Violence and intimidation seemed to have been rife, along with extortion (‘taxing’). Few felt that they had emerged from the experience better people than they were when they were sentenced to ‘borstal training’, although a couple did recall that they had enjoyed the sport, especially really violent games such as British Bulldog or Murderball (a kind of no rules basketball). Clearly, since all the people I was talking to were back in prison – some serving life or very long sentences – the deterrent effect, if any, of their stint in a borstal had been limited.

Volunteers on Bring Back Borstal
What did become clear, however, was that detention centres in the 1980s were where much of the real physical, mental – and sexual – abuse seems to have taken place under cover of the Thatcher-era ‘short, sharp shock’, introduced by the Conservative government in its Criminal Justice Act (1982). This provided for young offenders aged 14 to 21 to be sent to the new detention centres for up to four months for minor offences. It remains to be seen whether more of those who experienced this regime will start to disclose the extent of the alleged abuses that were committed.

I think that the real disappointment I felt after watching the new ITV Bring Back Borstal show is that it was a missed opportunity to really explore what interventions would help young offenders turn their lives around. Hearing snippets from some of their life stories during the show you might conclude that the sort of methods being proposed by ‘let’s pretend borstal governor’ David Wilson were far too little, too late for many of these adult males, some of whom were already dads themselves.

These borstal ‘boys’ were actually troubled young men, some of whom had already been in a YOI or adult jail. Treating them like 1930s teenagers was never really going to achieve very much.

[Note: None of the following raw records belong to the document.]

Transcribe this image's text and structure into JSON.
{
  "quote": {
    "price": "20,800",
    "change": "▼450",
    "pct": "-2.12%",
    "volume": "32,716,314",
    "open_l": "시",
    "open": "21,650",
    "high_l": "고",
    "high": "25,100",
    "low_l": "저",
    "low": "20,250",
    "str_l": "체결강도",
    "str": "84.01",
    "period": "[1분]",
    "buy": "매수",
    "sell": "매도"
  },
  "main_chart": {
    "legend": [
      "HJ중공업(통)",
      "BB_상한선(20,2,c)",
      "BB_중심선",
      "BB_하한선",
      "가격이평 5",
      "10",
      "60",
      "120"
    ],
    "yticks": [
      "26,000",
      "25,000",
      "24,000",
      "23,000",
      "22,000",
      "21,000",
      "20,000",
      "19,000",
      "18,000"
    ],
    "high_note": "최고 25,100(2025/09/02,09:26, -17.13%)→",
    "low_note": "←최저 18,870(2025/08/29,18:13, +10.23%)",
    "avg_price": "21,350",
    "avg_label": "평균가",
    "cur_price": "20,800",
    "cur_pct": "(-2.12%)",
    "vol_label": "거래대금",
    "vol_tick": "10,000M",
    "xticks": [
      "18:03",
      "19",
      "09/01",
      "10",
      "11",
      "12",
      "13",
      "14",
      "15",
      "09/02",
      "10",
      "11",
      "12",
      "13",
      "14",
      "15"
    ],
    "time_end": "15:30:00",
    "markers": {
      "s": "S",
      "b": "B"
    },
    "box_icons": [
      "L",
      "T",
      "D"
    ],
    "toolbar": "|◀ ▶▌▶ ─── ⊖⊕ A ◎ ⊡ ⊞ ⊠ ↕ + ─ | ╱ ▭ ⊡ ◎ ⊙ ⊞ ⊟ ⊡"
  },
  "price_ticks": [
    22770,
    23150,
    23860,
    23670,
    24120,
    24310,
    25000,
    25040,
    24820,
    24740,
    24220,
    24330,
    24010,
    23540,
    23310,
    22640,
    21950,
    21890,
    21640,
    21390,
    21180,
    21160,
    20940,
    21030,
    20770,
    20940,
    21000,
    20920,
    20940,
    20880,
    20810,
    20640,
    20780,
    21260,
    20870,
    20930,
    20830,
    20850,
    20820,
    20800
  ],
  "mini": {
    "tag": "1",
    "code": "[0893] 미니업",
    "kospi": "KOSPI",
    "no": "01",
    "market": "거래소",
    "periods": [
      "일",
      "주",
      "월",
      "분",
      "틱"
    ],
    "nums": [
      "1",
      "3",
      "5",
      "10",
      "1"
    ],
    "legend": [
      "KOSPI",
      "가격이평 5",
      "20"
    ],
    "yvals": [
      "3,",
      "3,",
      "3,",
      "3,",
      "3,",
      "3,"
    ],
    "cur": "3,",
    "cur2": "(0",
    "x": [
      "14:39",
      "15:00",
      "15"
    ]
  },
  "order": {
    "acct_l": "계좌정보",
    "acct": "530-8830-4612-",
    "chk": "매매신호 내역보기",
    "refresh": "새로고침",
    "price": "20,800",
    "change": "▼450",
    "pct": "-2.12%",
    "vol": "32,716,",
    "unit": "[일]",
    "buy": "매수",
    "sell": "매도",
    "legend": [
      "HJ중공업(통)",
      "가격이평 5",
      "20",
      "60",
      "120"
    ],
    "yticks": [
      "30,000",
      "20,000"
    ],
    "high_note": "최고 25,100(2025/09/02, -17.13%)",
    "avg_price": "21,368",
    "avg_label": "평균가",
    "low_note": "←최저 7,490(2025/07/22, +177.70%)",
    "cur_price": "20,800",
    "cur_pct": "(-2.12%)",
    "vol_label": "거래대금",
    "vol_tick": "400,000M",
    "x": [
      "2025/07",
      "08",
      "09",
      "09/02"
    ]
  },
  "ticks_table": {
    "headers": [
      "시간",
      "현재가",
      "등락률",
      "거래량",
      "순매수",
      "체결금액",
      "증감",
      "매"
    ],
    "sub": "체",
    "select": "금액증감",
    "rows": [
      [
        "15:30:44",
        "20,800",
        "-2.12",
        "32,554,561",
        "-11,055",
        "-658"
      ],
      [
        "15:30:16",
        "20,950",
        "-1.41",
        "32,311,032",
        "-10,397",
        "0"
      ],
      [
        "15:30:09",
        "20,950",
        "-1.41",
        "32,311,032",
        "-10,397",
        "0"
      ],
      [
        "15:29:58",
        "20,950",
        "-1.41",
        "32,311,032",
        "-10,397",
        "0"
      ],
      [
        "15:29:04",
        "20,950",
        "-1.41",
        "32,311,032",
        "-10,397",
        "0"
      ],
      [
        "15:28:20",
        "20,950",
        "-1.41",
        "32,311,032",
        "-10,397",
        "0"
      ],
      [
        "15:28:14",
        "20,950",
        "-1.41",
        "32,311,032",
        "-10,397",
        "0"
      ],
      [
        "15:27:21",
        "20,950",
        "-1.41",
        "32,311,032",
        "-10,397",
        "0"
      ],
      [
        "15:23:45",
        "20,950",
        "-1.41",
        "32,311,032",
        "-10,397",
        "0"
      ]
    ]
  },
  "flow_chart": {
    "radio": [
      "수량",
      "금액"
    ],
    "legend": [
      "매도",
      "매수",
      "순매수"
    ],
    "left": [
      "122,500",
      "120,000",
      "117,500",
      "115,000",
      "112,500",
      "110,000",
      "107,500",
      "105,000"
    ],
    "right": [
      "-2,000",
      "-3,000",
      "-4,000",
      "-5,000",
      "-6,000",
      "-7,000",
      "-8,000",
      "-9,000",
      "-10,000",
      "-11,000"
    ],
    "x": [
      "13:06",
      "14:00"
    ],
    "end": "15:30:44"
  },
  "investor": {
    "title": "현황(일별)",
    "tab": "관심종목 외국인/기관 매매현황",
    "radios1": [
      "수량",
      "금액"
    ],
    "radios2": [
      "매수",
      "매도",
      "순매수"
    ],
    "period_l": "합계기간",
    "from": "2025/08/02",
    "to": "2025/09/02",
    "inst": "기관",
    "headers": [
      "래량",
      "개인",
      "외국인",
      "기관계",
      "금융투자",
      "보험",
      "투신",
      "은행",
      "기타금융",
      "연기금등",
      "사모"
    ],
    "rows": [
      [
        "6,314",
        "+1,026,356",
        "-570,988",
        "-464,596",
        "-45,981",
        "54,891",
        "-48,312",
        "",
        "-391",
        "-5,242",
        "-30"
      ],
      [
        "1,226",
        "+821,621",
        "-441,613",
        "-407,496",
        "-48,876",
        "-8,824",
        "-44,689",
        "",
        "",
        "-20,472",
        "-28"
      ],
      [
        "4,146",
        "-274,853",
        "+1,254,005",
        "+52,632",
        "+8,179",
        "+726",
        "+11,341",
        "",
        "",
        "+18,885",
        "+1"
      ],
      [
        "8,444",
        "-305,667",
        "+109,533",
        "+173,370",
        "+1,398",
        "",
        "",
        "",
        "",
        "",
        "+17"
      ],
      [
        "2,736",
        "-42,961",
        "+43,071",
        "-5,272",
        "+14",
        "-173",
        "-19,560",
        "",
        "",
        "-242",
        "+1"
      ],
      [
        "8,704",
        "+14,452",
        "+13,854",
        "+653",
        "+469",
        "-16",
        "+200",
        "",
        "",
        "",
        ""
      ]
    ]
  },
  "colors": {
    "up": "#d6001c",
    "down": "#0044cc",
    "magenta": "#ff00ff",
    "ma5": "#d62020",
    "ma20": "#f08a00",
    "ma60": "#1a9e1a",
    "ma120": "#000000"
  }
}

Borstal 'governor': Prof David Wilson
The sense of unreality was compounded by the fact that these were all volunteers who could get on their toes as soon as the going got a little bit tough – and several did so, much to the obvious exasperation of Professor Wilson who one suspects might have liked to have had the power to keep them all there by force until the end of his little ‘experiment’. As we all know, real incarceration just isn’t like that. There is no choice to go home from prison because a screw yelled at you or tipped you out of bed early in the morning. Imprisonment is all about not having choices and being forced to comply or face serious consequences... including real physical pain.

Scene from ITV's Bring Back Borstal
Moreover, all this nonsense was being recorded on camera, thus providing an ideal opportunity for every class clown to continue playing up, secure in the knowledge that his mates back home would be having a good laugh with him over a few beers when the show was eventually broadcast. All of this really writes itself and, to be honest, the whole experiment seems doomed from the start. I really can’t see how it can get any better in future episodes.

This was a missed opportunity. We are in desperate need of a very well-informed debate about youth justice in the UK – and about the lack of positive adult male role models for many troubled boys and young men – but sadly this fanciful punishment-fest TV show wasn’t it. 

1 comments :

AM said...

Although a powerful movie, when I watched Scum there was nothing in it that surprised me. It reinforces my contention that prisons have long been major sites of serious prison staff abuse. Yet there is a glaring silence and few if any calls for a root and branch historical inquiry.